There appears to be just anecdotal reports of people claiming to feel better and having less pain from arthritis when drinking apple cider vinegar. Unfortunately, there are not currently any scientific reports supporting this claim. One very small study (30 participants) did measure C-reactive protein (a marker of inflammation) before and after apple cider vinegar consumption and did not find remarkable results.

My Thoughts: I have a hard time giving recommendations based on purely anecdotal evidence. If you think it works for you, I think that’s just great.

 

Teeth Whitening

Apple cider vinegar is an acid. Putting acid on your teeth will wear away at the enamel and protective layer, leaving them prone to cavities.

My thoughts: Not a good idea.

 

My Recommendation:

Overall, there has not been a significant amount of research done on the effectiveness of apple cider vinegar. Although some studies do suggest promising effects, many should be taken with a grain of salt. Many studies were small sample sizes or even done on rats. The good news is that there is not a huge risk factor of consuming a spoonful of apple cider vinegar, it even contains small amounts of vitamins and minerals (vitamin C, folate, potassium, calcium, iron, magnesium, and B vitamins). If you do choose to include apple cider vinegar in your diet I would recommend either including it in salad dressings, marinades, sauces, or baked goods, or dilute it in a glass of water – remember it is an acid and it may burn (and tasty pretty nasty) if you drink it by the spoonful.

 

siggi's Coconut & Date Protein Bites
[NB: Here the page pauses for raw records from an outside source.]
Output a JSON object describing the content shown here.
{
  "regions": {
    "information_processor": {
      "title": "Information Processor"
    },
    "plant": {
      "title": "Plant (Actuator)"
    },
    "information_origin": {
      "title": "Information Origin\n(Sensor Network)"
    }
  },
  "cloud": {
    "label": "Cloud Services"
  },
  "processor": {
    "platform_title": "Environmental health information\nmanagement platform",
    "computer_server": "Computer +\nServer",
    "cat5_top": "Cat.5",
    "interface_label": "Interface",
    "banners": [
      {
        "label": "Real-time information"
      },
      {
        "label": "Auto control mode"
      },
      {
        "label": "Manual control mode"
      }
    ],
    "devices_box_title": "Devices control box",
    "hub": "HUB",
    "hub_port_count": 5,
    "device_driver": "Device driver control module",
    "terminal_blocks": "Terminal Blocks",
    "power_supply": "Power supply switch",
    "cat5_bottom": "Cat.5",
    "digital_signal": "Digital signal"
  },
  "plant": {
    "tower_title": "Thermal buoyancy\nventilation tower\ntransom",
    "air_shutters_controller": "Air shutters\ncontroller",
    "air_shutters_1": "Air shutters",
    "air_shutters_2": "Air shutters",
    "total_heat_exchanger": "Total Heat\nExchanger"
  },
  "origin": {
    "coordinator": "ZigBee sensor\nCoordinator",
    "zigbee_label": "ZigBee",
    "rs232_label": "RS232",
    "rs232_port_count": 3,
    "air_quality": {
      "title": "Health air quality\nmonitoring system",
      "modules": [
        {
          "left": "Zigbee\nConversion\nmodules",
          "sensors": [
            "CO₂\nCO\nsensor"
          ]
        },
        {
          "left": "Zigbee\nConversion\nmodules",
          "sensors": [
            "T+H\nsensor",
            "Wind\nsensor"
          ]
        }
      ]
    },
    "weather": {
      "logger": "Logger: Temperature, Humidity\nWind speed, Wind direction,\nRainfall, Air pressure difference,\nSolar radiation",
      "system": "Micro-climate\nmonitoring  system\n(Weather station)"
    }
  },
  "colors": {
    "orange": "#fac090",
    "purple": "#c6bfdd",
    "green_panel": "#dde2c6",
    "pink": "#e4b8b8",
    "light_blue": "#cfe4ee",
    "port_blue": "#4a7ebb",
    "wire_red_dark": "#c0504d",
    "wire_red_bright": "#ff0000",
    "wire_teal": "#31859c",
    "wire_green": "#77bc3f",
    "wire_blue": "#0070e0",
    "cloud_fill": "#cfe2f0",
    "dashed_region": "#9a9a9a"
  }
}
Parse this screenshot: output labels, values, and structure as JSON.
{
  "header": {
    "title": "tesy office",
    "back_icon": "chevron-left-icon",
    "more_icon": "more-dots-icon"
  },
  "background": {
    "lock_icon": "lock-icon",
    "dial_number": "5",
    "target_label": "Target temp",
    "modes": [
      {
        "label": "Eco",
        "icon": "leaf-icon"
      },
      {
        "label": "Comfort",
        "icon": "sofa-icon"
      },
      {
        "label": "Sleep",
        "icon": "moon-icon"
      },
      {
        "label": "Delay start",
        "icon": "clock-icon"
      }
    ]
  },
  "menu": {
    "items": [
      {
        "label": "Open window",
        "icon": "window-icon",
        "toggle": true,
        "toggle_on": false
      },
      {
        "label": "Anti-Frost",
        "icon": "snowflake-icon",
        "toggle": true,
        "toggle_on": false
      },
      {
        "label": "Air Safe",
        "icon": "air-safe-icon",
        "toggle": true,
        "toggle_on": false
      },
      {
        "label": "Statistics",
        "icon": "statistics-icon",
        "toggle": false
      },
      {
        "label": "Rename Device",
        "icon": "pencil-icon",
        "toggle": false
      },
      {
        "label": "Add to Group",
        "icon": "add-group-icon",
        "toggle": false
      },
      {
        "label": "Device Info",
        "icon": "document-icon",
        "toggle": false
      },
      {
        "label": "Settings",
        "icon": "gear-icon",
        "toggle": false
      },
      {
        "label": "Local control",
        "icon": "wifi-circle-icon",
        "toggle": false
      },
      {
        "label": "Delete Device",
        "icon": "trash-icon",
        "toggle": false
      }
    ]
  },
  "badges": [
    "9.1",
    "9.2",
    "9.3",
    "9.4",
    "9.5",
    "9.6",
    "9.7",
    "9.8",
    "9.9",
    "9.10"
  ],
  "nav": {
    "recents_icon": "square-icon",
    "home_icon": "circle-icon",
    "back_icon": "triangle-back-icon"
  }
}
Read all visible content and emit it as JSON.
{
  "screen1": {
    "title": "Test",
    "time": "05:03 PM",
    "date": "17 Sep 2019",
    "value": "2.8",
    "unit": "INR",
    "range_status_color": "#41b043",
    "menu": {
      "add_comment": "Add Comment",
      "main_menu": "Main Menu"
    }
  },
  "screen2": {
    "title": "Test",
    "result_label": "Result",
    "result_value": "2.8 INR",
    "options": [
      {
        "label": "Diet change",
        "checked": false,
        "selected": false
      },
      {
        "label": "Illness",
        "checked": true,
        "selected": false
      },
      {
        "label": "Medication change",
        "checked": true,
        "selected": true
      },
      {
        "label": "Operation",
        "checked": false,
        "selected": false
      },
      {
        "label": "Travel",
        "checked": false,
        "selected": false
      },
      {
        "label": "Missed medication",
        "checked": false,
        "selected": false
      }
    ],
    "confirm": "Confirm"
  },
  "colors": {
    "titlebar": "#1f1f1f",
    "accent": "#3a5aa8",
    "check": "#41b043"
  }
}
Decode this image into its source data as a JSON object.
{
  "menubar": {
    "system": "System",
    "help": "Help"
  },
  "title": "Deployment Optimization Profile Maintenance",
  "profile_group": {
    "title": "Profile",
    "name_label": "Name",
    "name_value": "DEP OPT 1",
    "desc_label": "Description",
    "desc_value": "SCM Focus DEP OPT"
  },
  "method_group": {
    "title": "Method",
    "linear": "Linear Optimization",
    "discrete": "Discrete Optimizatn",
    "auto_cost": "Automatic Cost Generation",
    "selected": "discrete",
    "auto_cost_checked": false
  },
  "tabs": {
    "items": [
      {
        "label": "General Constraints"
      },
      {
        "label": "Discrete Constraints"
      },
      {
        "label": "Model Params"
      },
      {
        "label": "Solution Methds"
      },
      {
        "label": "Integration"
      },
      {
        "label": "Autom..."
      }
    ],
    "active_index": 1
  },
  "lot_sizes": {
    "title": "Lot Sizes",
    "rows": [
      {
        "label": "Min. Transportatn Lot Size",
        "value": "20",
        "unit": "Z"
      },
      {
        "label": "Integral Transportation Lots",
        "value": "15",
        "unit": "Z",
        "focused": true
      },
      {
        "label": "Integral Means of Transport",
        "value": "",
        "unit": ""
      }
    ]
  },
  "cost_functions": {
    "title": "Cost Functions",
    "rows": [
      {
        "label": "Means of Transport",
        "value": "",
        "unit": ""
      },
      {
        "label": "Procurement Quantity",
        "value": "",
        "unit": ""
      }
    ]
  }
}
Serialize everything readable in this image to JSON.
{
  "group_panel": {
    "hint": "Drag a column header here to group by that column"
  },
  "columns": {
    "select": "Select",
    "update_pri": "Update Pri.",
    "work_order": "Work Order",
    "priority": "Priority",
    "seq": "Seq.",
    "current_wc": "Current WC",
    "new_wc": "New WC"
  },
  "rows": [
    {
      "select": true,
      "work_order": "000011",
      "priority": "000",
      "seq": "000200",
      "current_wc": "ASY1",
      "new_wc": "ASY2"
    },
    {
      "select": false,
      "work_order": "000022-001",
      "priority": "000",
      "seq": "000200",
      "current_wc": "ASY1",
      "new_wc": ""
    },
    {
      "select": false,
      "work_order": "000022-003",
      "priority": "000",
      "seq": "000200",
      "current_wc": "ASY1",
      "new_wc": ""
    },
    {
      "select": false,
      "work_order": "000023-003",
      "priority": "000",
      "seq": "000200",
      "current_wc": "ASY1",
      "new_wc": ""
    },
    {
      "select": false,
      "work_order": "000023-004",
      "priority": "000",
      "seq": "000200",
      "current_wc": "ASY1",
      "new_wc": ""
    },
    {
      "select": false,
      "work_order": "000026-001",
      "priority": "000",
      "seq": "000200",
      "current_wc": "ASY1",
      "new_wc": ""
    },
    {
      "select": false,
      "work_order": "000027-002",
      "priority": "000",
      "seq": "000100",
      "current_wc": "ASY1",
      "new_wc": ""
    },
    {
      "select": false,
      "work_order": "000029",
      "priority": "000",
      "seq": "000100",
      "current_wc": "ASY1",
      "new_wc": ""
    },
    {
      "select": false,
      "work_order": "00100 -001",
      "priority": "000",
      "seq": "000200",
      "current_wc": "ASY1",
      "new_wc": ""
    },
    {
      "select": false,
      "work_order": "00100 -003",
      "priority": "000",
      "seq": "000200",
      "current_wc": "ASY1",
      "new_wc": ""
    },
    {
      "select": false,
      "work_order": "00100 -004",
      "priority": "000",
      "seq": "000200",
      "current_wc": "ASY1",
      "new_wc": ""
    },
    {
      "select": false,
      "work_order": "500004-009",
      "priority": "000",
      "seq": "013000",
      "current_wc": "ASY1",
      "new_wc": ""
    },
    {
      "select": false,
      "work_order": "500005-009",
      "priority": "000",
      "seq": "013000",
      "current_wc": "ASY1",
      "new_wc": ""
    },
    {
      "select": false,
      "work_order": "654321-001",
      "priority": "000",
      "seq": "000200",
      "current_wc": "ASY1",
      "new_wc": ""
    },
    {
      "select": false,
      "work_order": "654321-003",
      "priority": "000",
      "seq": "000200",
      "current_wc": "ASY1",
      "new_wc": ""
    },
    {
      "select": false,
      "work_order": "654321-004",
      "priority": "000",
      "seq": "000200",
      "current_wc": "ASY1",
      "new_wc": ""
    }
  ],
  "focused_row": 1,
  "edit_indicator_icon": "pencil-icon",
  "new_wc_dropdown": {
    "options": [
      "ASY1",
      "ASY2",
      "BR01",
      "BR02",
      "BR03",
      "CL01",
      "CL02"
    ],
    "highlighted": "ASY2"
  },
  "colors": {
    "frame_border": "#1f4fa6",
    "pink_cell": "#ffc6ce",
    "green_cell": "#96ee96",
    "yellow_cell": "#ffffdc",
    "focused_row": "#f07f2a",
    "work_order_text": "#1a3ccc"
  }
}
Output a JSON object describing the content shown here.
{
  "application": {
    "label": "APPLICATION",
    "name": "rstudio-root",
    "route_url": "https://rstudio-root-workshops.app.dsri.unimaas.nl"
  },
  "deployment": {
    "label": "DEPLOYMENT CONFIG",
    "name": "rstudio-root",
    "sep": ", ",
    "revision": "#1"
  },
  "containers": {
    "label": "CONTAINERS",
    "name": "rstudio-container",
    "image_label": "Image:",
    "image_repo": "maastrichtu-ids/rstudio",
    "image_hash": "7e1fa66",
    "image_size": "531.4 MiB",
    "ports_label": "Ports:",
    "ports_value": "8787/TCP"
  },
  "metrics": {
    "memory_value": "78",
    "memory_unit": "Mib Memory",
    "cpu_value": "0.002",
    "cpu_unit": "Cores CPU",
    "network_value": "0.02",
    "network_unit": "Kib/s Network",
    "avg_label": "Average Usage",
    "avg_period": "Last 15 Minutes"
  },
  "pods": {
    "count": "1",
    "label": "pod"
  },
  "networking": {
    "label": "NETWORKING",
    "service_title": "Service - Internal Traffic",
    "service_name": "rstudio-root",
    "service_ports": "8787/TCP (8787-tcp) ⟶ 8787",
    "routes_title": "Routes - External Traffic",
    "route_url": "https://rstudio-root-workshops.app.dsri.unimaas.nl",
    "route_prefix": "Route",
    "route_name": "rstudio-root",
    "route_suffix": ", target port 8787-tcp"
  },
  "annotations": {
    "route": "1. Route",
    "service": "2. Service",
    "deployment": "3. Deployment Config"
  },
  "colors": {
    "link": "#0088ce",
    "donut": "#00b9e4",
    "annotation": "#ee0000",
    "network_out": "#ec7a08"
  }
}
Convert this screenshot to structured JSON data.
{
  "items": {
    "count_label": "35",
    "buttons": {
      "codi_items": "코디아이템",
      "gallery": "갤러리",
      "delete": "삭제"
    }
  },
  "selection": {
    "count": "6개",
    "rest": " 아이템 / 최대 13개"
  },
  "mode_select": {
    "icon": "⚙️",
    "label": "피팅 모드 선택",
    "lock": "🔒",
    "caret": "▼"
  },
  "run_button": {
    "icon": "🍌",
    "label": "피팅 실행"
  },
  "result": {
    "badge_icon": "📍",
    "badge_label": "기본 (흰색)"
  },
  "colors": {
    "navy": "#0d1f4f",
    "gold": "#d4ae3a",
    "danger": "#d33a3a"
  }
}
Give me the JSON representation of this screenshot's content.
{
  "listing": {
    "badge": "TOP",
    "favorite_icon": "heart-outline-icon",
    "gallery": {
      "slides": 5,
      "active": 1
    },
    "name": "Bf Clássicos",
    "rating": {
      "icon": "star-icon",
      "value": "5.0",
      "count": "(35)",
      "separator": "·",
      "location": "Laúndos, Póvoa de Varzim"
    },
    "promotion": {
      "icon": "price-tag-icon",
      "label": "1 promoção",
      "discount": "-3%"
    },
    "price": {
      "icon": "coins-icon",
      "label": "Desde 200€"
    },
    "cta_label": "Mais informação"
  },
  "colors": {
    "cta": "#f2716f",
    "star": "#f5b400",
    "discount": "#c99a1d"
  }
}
I tested out these awesome little energy bites last night as part of the Food & Nutrition Magazine Test Kitchen. They were super easy to make (just throw everything in a food processor) and they taste great too!

These bites are loaded with protein, leaving you full and satisfied until your next meal. Can you believe there's yogurt in them! I love using yogurt in different ways. Siggi's is my fave because they're high in protein and lower in sugar. I love the consistency of the Icelandic style skyr too. These snack bites can be frozen or stored in the fridge for an easy grab-and-go snack (they would be great to refuel after a workout!). A 1-oz ball has 280 calories, so I played around with different sizes for different appetites. I think I like the mini ones best.

Try them out and let me know what you think!

Recipe from Food & Nutrition Mag

Total Time: 20 minutes
Yield: 18 bites

Ingredients:

  • 1/4 cup siggi’s Vanilla 0% Yogurt
  • 1 cup Medjool Dates, chopped (about 12 to 13 large dates)
  • 1 cup raw cashews (next time I may try with walnuts or peanuts)
  • 1/4 cup hemp seeds, hulled
  • 1/4 cup chia seeds
  • 1/2 cup almond meal
  • 1/4 teaspoon fine sea salt
  • 1/2 cup shredded unsweetened coconut plus more for rolling

Directions:

  1. Combine all ingredients in a food processor and blend to desired consistency. We like keeping the pieces larger for a crunchier ball.
  2. When desired consistency is reached, form 1-ounce balls then roll in the shredded coconut to coat.
  3. Store in the refrigerator and enjoy as a quick snack!